¶13 Where it is shown by the testimony of the deputy county treasurer that a notice of publication of a tax sale has not been published for the required length of time, in the absence of proof to the contrary, it will be sufficient to show that the tax sale certificate is void. Foster v. Board of County Comm., 144 Okla. 14, 289 P. 347.
¶14 The above cases hold that because of the insufficient notice of sale, the proceedings are invalid. In the case at bar, there was no notice whatever. Therefore, both the sale and subsequently deed are invalid.
¶15 The defendant says, however, that the case must be reversed, notwithstanding the general findings of the trial court against him and in favor of the plaintiff, for the reason that the court erred in refusing to require the defendant to tender and pay to plaintiff the amount of taxes, interest, and costs for which the tax deed was issued to plaintiff. And in this connection, the defendant calls our attention to section 9751, C. O. S. 1921 (sec. 12761, O. S. 1931) which provides:
"* * * and until all taxes, interest, penalties, costs and expenses shall be paid or tendered by the party commencing such action.

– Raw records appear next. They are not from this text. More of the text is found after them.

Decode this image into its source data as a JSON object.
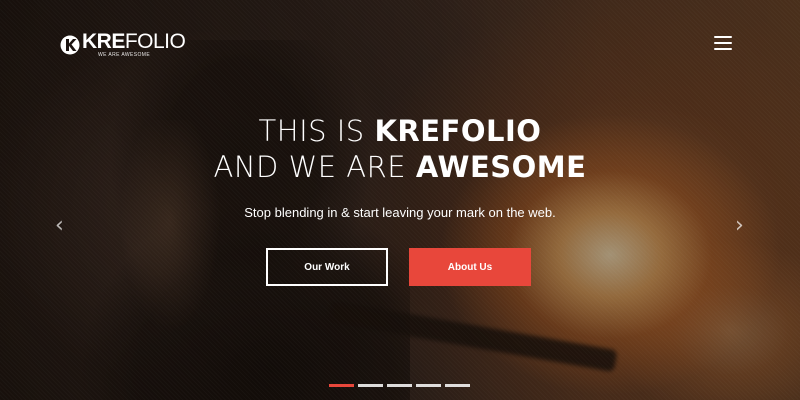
{
  "header": {
    "logo_bold": "KRE",
    "logo_light": "FOLIO",
    "logo_tagline": "WE ARE AWESOME"
  },
  "hero": {
    "line1_light": "THIS IS ",
    "line1_bold": "KREFOLIO",
    "line2_light": "AND WE ARE ",
    "line2_bold": "AWESOME",
    "subtitle": "Stop blending in & start leaving your mark on the web.",
    "primary_button": "Our Work",
    "secondary_button": "About Us"
  },
  "slider": {
    "prev_arrow": "‹",
    "next_arrow": "›",
    "slide_count": 5,
    "active_slide": 1
  },
  "colors": {
    "accent": "#e8473b",
    "text": "#ffffff"
  },
  "icons": {
    "logo": "krefolio-logo-icon",
    "menu": "hamburger-menu-icon",
    "prev": "chevron-left-icon",
    "next": "chevron-right-icon"
  }
}
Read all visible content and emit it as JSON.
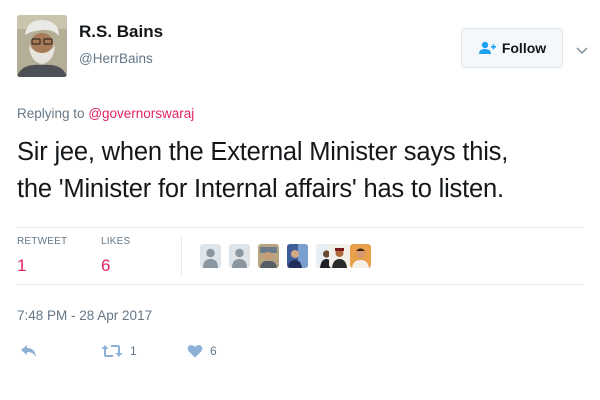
{
  "user": {
    "display_name": "R.S. Bains",
    "handle": "@HerrBains",
    "avatar_icon": "profile-photo"
  },
  "follow": {
    "label": "Follow",
    "icon": "add-user-icon"
  },
  "reply_context": {
    "prefix": "Replying to",
    "mention": "@governorswaraj"
  },
  "tweet": {
    "line1": "Sir jee, when the External Minister says this,",
    "line2": "the 'Minister for Internal affairs' has to listen."
  },
  "stats": {
    "retweet_label": "RETWEET",
    "retweet_count": "1",
    "likes_label": "LIKES",
    "likes_count": "6"
  },
  "likers": [
    {
      "name": "liker-1",
      "icon": "default-avatar"
    },
    {
      "name": "liker-2",
      "icon": "default-avatar"
    },
    {
      "name": "liker-3",
      "icon": "profile-photo"
    },
    {
      "name": "liker-4",
      "icon": "profile-photo"
    },
    {
      "name": "liker-5",
      "icon": "profile-photo"
    },
    {
      "name": "liker-6",
      "icon": "profile-photo"
    },
    {
      "name": "liker-7",
      "icon": "profile-photo"
    }
  ],
  "timestamp": "7:48 PM - 28 Apr 2017",
  "actions": {
    "reply_icon": "reply-icon",
    "retweet_icon": "retweet-icon",
    "retweet_count": "1",
    "like_icon": "heart-icon",
    "like_count": "6"
  },
  "colors": {
    "accent_red": "#e0245e",
    "muted_text": "#657786",
    "action_blue": "#8cb0d6"
  }
}
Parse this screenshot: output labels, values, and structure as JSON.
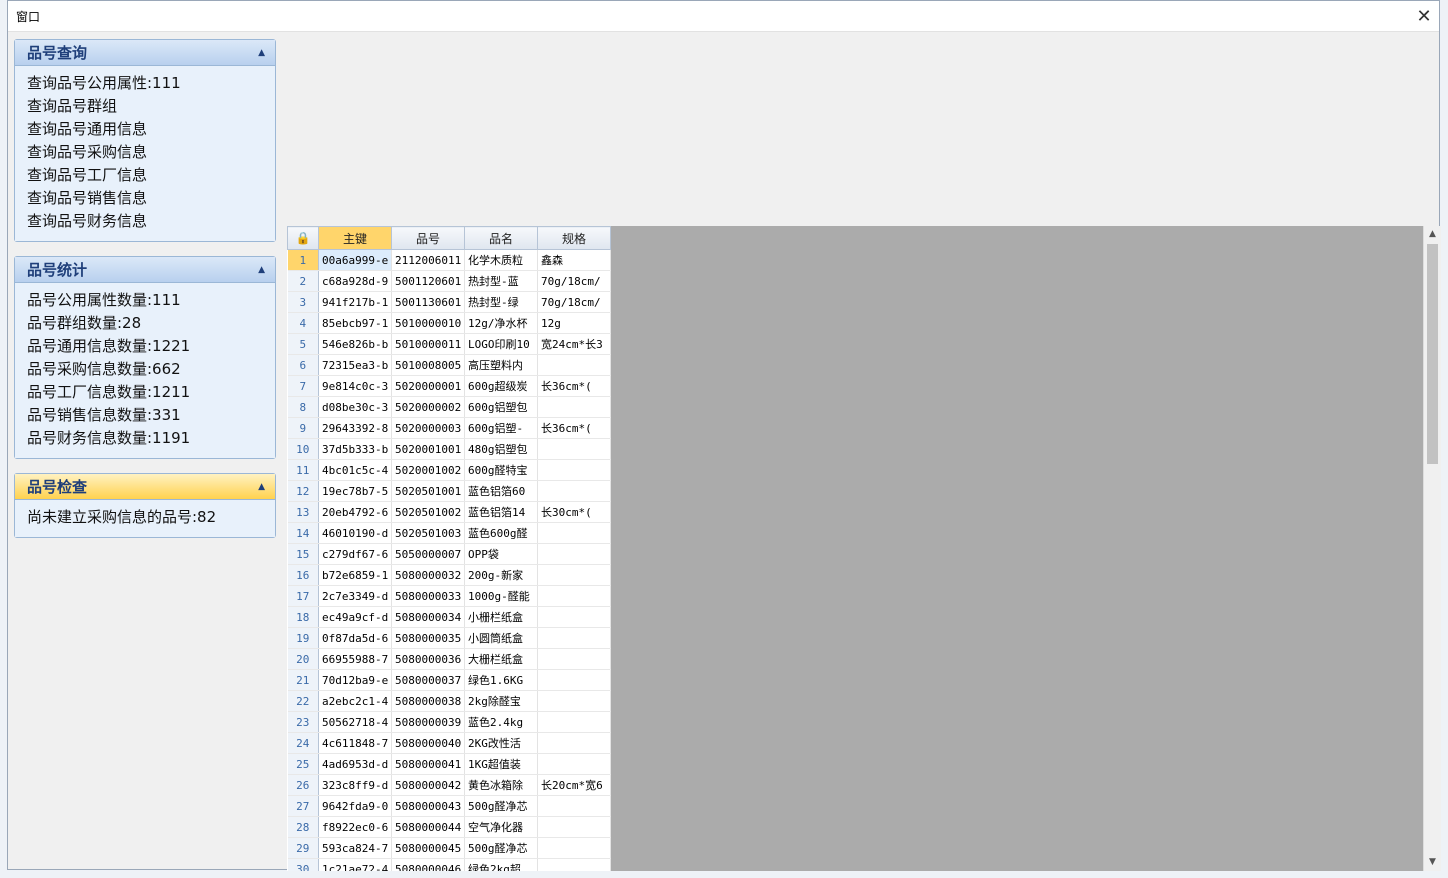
{
  "window": {
    "title": "窗口",
    "close_glyph": "✕"
  },
  "groups": [
    {
      "title": "品号查询",
      "items": [
        "查询品号公用属性:111",
        "查询品号群组",
        "查询品号通用信息",
        "查询品号采购信息",
        "查询品号工厂信息",
        "查询品号销售信息",
        "查询品号财务信息"
      ]
    },
    {
      "title": "品号统计",
      "items": [
        "品号公用属性数量:111",
        "品号群组数量:28",
        "品号通用信息数量:1221",
        "品号采购信息数量:662",
        "品号工厂信息数量:1211",
        "品号销售信息数量:331",
        "品号财务信息数量:1191"
      ]
    },
    {
      "title": "品号检查",
      "items": [
        "尚未建立采购信息的品号:82"
      ]
    }
  ],
  "grid": {
    "columns": [
      "主键",
      "品号",
      "品名",
      "规格"
    ],
    "rows": [
      [
        "1",
        "00a6a999-e",
        "2112006011",
        "化学木质粒",
        "鑫森"
      ],
      [
        "2",
        "c68a928d-9",
        "5001120601",
        "热封型-蓝",
        "70g/18cm/"
      ],
      [
        "3",
        "941f217b-1",
        "5001130601",
        "热封型-绿",
        "70g/18cm/"
      ],
      [
        "4",
        "85ebcb97-1",
        "5010000010",
        "12g/净水杯",
        "12g"
      ],
      [
        "5",
        "546e826b-b",
        "5010000011",
        "LOGO印刷10",
        "宽24cm*长3"
      ],
      [
        "6",
        "72315ea3-b",
        "5010008005",
        "高压塑料内",
        ""
      ],
      [
        "7",
        "9e814c0c-3",
        "5020000001",
        "600g超级炭",
        "长36cm*("
      ],
      [
        "8",
        "d08be30c-3",
        "5020000002",
        "600g铝塑包",
        ""
      ],
      [
        "9",
        "29643392-8",
        "5020000003",
        "600g铝塑-",
        "长36cm*("
      ],
      [
        "10",
        "37d5b333-b",
        "5020001001",
        "480g铝塑包",
        ""
      ],
      [
        "11",
        "4bc01c5c-4",
        "5020001002",
        "600g醛特宝",
        ""
      ],
      [
        "12",
        "19ec78b7-5",
        "5020501001",
        "蓝色铝箔60",
        ""
      ],
      [
        "13",
        "20eb4792-6",
        "5020501002",
        "蓝色铝箔14",
        "长30cm*("
      ],
      [
        "14",
        "46010190-d",
        "5020501003",
        "蓝色600g醛",
        ""
      ],
      [
        "15",
        "c279df67-6",
        "5050000007",
        "OPP袋",
        ""
      ],
      [
        "16",
        "b72e6859-1",
        "5080000032",
        "200g-新家",
        ""
      ],
      [
        "17",
        "2c7e3349-d",
        "5080000033",
        "1000g-醛能",
        ""
      ],
      [
        "18",
        "ec49a9cf-d",
        "5080000034",
        "小栅栏纸盒",
        ""
      ],
      [
        "19",
        "0f87da5d-6",
        "5080000035",
        "小圆筒纸盒",
        ""
      ],
      [
        "20",
        "66955988-7",
        "5080000036",
        "大栅栏纸盒",
        ""
      ],
      [
        "21",
        "70d12ba9-e",
        "5080000037",
        "绿色1.6KG",
        ""
      ],
      [
        "22",
        "a2ebc2c1-4",
        "5080000038",
        "2kg除醛宝",
        ""
      ],
      [
        "23",
        "50562718-4",
        "5080000039",
        "蓝色2.4kg",
        ""
      ],
      [
        "24",
        "4c611848-7",
        "5080000040",
        "2KG改性活",
        ""
      ],
      [
        "25",
        "4ad6953d-d",
        "5080000041",
        "1KG超值装",
        ""
      ],
      [
        "26",
        "323c8ff9-d",
        "5080000042",
        "黄色冰箱除",
        "长20cm*宽6"
      ],
      [
        "27",
        "9642fda9-0",
        "5080000043",
        "500g醛净芯",
        ""
      ],
      [
        "28",
        "f8922ec0-6",
        "5080000044",
        "空气净化器",
        ""
      ],
      [
        "29",
        "593ca824-7",
        "5080000045",
        "500g醛净芯",
        ""
      ],
      [
        "30",
        "1c21ae72-4",
        "5080000046",
        "绿色2kg超",
        ""
      ]
    ]
  }
}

¶16 Plaintiff, in his petition, tendered into court for the use and benefit of the defendant any sums which the court might find due the defendant. We hold, however, that no tender or payment was necessary by the plaintiff to the defendant for the reason that the trial court found, and we hold, the tax deed to be void. In such case, the above statute is not applicable.
¶17 In the case of Campbell v. McGrath, 117 Okla. 126, 245 P. 634, this court held:
"It is not necessary in order to maintain an action to cancel a void tax deed, that the taxes, interest, penalties, and costs required to redeem the land from tax sale be paid or tendered."
¶18 The case of Sarkeys v. Lee, 149 Okla. 287, 300 P. 383, as cited by the defendant, is likewise inapplicable, as it has to do with a voidable or irregular tax deed, and has no application to a void tax deed.
¶19 We are not called upon to pass upon the validity of the tax deed held by the plaintiff, Storie, because we think it immaterial whether the Storie tax deed is good or bad. Storie claims his title through a quitclaim deed from the record owner, and is in possession of the property. The defendant's tax deed being void, plaintiff, Storie, was entitled to have the same canceled.
¶20 We find no error in the judgment of the trial court, and it is, therefore, in all things affirmed.
¶21 The Supreme Court acknowledges the aid of Attorneys Ross Rizley, D.P. Parker, and A.S. Dickson in the preparation of this opinion. These attorneys constituted an advisory committee selected by the State Bar, appointed by the Judicial Council, and approved by the Supreme Court. After the analysis of law and facts was prepared by Mr. Rizley, and approved by Mr. Parker and Mr. Dickson, the cause was assigned to a Justice of this court for examination and report to the court. Thereafter, upon consideration, this opinion was adopted.